Sinking of the Titanic: Topics in Chronicling America
On April 15, 1912, over 1,300 people died in one of the worst maritime disasters in history. This guide provides information on researching the topic of the "sinking of the Titanic" in the Chronicling America digital collection of historic newspapers.
Chronicling America is a searchable digital collection of historic newspaper pages from 1789-1963 sponsored jointly by the National Endowment for the Humanities and the Library of Congress.
Included in the website is the Directory of US Newspapers in American Libraries, a searchable index to newspapers published in the United States since 1690, which helps researchers identify what titles exist for a specific place and time, and how to access them.

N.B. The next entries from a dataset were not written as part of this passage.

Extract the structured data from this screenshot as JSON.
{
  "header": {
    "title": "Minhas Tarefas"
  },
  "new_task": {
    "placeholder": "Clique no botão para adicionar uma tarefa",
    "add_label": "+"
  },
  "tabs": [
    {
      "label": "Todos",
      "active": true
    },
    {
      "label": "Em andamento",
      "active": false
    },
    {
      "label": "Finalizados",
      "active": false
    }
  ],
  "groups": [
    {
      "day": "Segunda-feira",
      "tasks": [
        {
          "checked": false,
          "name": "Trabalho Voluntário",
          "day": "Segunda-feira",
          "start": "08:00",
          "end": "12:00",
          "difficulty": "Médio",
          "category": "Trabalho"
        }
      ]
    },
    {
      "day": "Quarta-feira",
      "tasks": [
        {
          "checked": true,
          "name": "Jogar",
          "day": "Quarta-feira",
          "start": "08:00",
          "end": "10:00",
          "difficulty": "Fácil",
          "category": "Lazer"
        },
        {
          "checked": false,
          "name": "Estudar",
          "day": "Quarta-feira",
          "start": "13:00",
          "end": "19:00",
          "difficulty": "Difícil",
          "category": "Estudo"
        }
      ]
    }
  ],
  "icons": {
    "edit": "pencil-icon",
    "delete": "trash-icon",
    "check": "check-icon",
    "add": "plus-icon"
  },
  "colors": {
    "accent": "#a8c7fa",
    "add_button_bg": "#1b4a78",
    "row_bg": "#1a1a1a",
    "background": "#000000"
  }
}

Lulled into a false sense of security, Titanic passengers continue their lively parties and return to their beds after an iceberg deals a fatal blow to the "unsinkable" ship. Hours later, panic rushes through the more than 2,000 passengers as the ship begins sinking and the few life boats fill. More than 1,300 people die from drowning and freezing in the early hours of April 15th, 1912, in one of the worst maritime disasters in history. Read more about it!

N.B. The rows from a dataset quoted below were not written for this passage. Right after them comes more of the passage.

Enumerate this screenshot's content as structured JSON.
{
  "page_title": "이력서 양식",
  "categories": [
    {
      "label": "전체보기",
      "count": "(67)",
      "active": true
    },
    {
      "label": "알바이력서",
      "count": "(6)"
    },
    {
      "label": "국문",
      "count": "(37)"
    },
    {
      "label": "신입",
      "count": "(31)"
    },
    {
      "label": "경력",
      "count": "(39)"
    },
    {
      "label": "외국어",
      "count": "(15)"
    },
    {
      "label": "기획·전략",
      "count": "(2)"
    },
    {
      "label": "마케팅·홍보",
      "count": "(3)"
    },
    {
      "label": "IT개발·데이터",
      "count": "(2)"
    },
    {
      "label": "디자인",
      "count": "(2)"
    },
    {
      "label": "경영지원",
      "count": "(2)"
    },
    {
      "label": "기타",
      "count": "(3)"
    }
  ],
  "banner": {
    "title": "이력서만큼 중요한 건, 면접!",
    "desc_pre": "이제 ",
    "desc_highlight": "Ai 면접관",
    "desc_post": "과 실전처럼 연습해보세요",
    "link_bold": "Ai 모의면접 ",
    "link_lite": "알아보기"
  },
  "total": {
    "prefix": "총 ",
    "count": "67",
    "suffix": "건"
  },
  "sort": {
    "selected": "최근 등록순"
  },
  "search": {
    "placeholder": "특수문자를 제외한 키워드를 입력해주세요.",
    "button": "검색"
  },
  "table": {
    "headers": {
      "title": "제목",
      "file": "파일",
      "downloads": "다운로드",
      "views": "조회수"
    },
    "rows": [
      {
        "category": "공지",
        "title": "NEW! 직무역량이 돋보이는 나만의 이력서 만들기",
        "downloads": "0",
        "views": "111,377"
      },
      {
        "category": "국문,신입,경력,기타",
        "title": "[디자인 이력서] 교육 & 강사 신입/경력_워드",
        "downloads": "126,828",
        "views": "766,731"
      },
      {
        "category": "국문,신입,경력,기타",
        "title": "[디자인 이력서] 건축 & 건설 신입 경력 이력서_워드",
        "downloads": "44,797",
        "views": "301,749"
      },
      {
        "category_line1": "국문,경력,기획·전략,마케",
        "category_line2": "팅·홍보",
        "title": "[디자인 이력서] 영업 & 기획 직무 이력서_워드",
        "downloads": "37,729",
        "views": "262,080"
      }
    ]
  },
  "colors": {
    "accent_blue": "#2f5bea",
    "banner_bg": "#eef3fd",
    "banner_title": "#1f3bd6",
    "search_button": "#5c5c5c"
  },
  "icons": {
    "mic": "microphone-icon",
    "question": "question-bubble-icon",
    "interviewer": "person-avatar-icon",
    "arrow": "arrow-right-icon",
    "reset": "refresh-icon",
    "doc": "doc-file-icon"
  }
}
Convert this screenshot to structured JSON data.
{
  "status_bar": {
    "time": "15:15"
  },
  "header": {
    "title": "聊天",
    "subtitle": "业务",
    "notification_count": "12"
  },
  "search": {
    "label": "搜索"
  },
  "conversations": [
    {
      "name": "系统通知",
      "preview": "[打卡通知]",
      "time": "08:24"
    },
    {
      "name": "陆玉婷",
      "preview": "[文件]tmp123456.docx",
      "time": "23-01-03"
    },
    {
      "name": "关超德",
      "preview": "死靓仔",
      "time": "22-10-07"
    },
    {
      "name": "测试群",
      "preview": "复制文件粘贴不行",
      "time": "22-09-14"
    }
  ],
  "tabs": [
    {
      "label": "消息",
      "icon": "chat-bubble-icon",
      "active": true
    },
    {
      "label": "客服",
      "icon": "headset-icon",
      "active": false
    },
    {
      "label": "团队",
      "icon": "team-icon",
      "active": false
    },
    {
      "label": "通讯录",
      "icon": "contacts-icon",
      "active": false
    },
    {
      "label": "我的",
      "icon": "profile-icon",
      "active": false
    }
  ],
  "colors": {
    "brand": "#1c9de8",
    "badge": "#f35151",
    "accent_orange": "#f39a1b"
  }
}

The information in this guide focuses on primary source materials found in the digitized historic newspapers from the digital collection Chronicling America.

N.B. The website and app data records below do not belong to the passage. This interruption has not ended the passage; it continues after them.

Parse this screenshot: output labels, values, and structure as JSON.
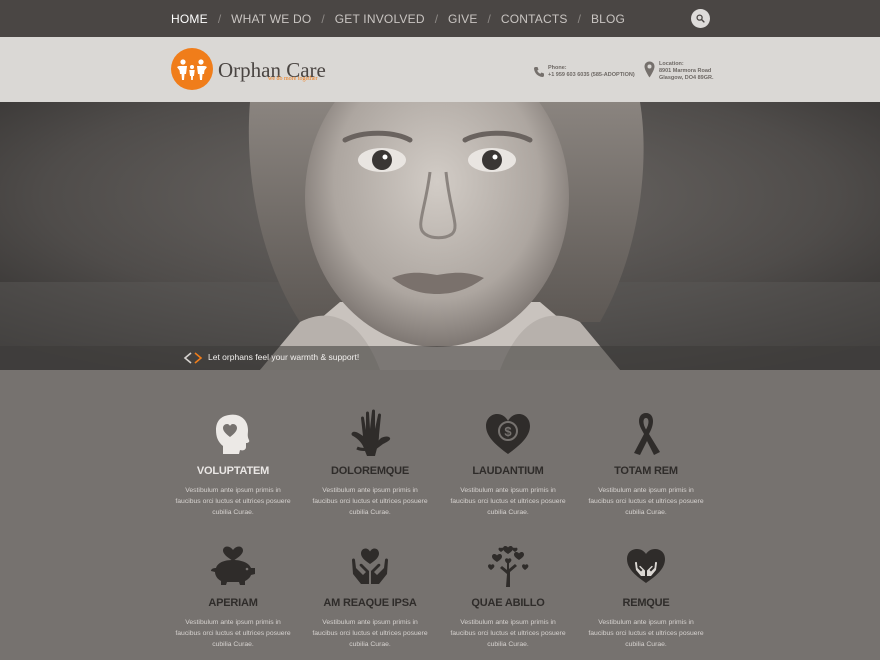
{
  "nav": {
    "items": [
      {
        "label": "HOME",
        "active": true
      },
      {
        "label": "WHAT WE DO"
      },
      {
        "label": "GET INVOLVED"
      },
      {
        "label": "GIVE"
      },
      {
        "label": "CONTACTS"
      },
      {
        "label": "BLOG"
      }
    ],
    "separator": "/",
    "search_icon": "search-icon"
  },
  "header": {
    "logo_name": "Orphan Care",
    "logo_tagline": "we do more together",
    "phone_label": "Phone:",
    "phone_value": "+1 959 603 6035 (585-ADOPTION)",
    "location_label": "Location:",
    "location_line1": "8901 Marmora Road",
    "location_line2": "Glasgow, DO4 89GR."
  },
  "hero": {
    "caption": "Let orphans feel your warmth & support!",
    "image": "black-and-white portrait of a girl"
  },
  "features": [
    {
      "title": "VOLUPTATEM",
      "icon": "head-heart-icon",
      "text": "Vestibulum ante ipsum primis in faucibus orci luctus et ultrices posuere cubilia Curae."
    },
    {
      "title": "DOLOREMQUE",
      "icon": "hands-icon",
      "text": "Vestibulum ante ipsum primis in faucibus orci luctus et ultrices posuere cubilia Curae."
    },
    {
      "title": "LAUDANTIUM",
      "icon": "heart-coin-icon",
      "text": "Vestibulum ante ipsum primis in faucibus orci luctus et ultrices posuere cubilia Curae."
    },
    {
      "title": "TOTAM REM",
      "icon": "ribbon-icon",
      "text": "Vestibulum ante ipsum primis in faucibus orci luctus et ultrices posuere cubilia Curae."
    },
    {
      "title": "APERIAM",
      "icon": "piggy-bank-icon",
      "text": "Vestibulum ante ipsum primis in faucibus orci luctus et ultrices posuere cubilia Curae."
    },
    {
      "title": "AM REAQUE IPSA",
      "icon": "hands-heart-icon",
      "text": "Vestibulum ante ipsum primis in faucibus orci luctus et ultrices posuere cubilia Curae."
    },
    {
      "title": "QUAE ABILLO",
      "icon": "heart-tree-icon",
      "text": "Vestibulum ante ipsum primis in faucibus orci luctus et ultrices posuere cubilia Curae."
    },
    {
      "title": "REMQUE",
      "icon": "heart-hands-icon",
      "text": "Vestibulum ante ipsum primis in faucibus orci luctus et ultrices posuere cubilia Curae."
    }
  ],
  "colors": {
    "accent": "#f07d1a",
    "nav_bg": "#4a4644",
    "header_bg": "#dad8d5",
    "features_bg": "#76726f"
  }
}
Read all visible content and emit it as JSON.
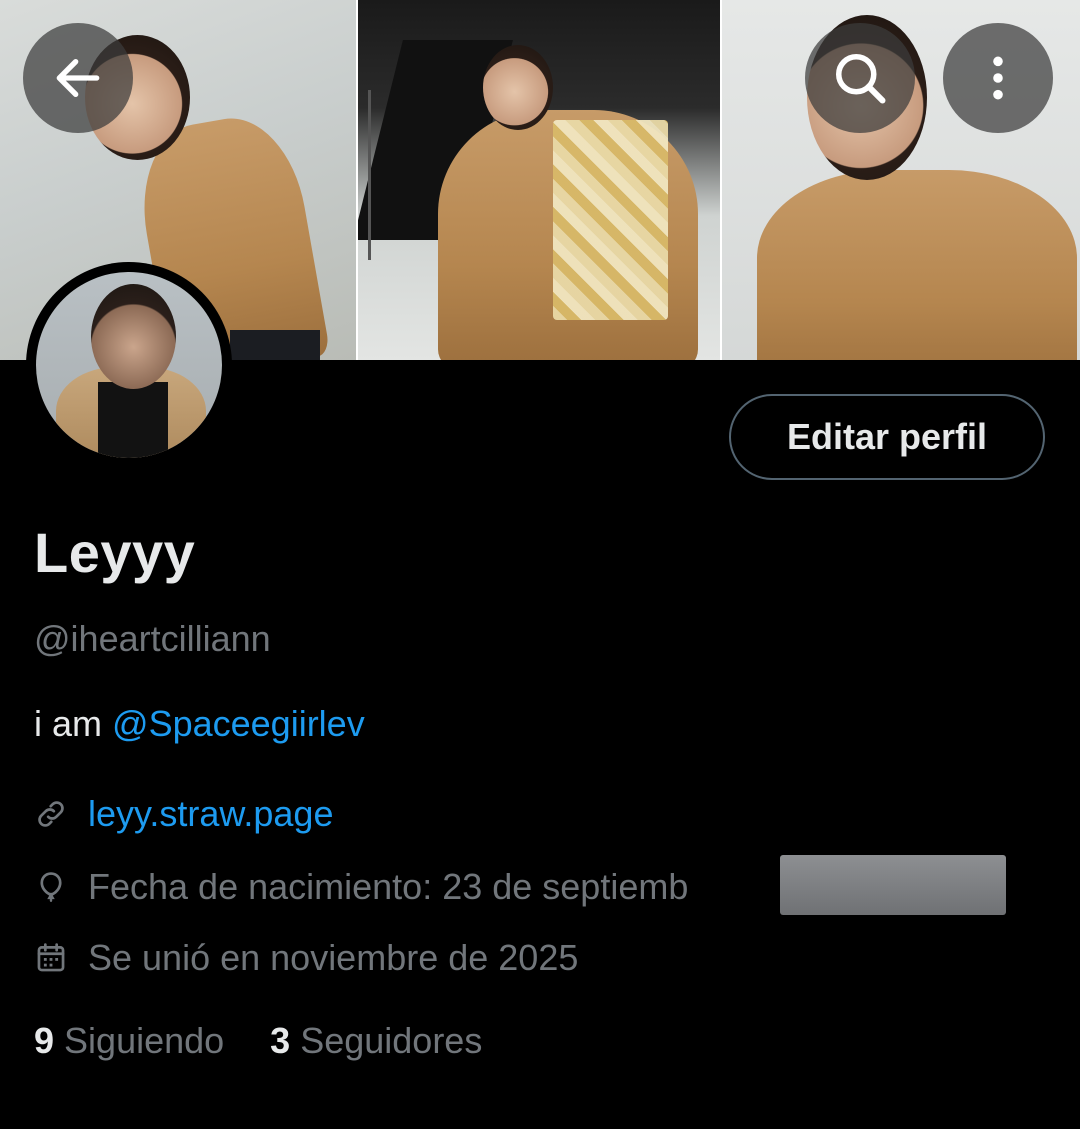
{
  "header": {
    "back_icon": "arrow-left-icon",
    "search_icon": "search-icon",
    "more_icon": "more-vertical-icon"
  },
  "profile": {
    "display_name": "Leyyy",
    "handle": "@iheartcilliann",
    "bio_prefix": "i am",
    "bio_mention": "@Spaceegiirlev",
    "link_icon": "link-icon",
    "link": "leyy.straw.page",
    "birth_icon": "balloon-icon",
    "birthdate": "Fecha de nacimiento: 23 de septiemb",
    "join_icon": "calendar-icon",
    "joined": "Se unió en noviembre de 2025",
    "following_count": "9",
    "following_label": "Siguiendo",
    "followers_count": "3",
    "followers_label": "Seguidores"
  },
  "actions": {
    "edit_profile": "Editar perfil"
  },
  "colors": {
    "background": "#000000",
    "primary_text": "#e7e9ea",
    "secondary_text": "#71767b",
    "accent": "#1d9bf0",
    "button_border": "#536471"
  }
}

The timeline below highlights important dates related to this topic and a section of this guide provides some suggested search strategies for further research in the collection.
April 14, 1912
The Titanic hits an iceberg. The following morning, newspapers offer conflicting reports.
April 16, 1912
News reports confirm that the Titanic has sunk and that over 1,300 people are missing.
April 17, 1912
All Titanic survivors are aboard the RMS Carpathia, headed for New York.
April 19, 1912
The U.S. Senate opens an inquiry into the disaster.